Copy each line from the entries that the word "brand" appears in.

(Entries from a dataset of interfaces)
_ _ _ _ _

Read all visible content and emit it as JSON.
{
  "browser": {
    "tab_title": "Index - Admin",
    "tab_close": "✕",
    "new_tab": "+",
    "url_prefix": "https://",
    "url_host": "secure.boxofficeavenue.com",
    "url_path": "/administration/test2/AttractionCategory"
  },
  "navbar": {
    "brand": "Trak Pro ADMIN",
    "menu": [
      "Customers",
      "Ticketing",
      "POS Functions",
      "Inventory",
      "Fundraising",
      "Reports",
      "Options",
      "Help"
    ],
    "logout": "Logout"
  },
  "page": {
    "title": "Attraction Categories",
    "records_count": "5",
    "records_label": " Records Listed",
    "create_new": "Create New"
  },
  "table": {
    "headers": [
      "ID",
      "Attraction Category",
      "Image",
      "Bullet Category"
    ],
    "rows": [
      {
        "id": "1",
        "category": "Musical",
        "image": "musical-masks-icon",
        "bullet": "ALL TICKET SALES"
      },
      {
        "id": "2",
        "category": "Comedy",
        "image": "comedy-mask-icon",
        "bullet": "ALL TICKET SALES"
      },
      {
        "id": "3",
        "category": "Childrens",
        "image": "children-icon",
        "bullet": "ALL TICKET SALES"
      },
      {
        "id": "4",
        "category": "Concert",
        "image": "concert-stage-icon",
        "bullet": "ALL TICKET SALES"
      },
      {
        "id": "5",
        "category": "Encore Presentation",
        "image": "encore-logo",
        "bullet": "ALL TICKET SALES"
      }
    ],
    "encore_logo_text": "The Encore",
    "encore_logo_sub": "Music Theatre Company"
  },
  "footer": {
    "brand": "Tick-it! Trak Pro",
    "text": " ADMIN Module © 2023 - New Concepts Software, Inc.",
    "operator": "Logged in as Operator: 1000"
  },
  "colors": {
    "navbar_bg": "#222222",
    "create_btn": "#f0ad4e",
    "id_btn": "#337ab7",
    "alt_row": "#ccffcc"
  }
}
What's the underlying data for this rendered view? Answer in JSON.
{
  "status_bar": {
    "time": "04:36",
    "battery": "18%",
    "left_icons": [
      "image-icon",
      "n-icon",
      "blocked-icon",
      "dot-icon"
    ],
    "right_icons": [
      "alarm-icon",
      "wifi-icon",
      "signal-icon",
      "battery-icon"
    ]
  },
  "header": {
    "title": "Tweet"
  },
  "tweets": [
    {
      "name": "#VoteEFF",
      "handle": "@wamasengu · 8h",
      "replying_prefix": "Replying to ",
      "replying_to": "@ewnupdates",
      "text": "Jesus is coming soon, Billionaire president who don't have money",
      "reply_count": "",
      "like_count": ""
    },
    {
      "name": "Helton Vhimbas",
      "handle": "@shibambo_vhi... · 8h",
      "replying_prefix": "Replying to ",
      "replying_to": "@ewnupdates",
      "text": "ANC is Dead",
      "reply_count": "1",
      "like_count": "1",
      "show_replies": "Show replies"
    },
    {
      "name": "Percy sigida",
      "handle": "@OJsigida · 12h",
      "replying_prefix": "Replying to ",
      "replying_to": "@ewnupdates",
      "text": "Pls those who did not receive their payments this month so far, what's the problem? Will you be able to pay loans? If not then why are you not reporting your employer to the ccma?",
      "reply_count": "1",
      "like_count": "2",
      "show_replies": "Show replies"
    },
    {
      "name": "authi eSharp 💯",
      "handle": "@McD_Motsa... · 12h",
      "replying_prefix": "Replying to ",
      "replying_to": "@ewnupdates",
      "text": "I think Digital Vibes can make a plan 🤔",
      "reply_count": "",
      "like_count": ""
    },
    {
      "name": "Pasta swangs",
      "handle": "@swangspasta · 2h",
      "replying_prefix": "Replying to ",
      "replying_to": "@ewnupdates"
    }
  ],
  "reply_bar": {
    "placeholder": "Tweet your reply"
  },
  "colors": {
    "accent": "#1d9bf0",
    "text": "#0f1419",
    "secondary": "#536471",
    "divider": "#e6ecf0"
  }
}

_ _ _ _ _

== Solution to this task ==
    "brand": "Trak Pro ADMIN",
    "brand": "Tick-it! Trak Pro",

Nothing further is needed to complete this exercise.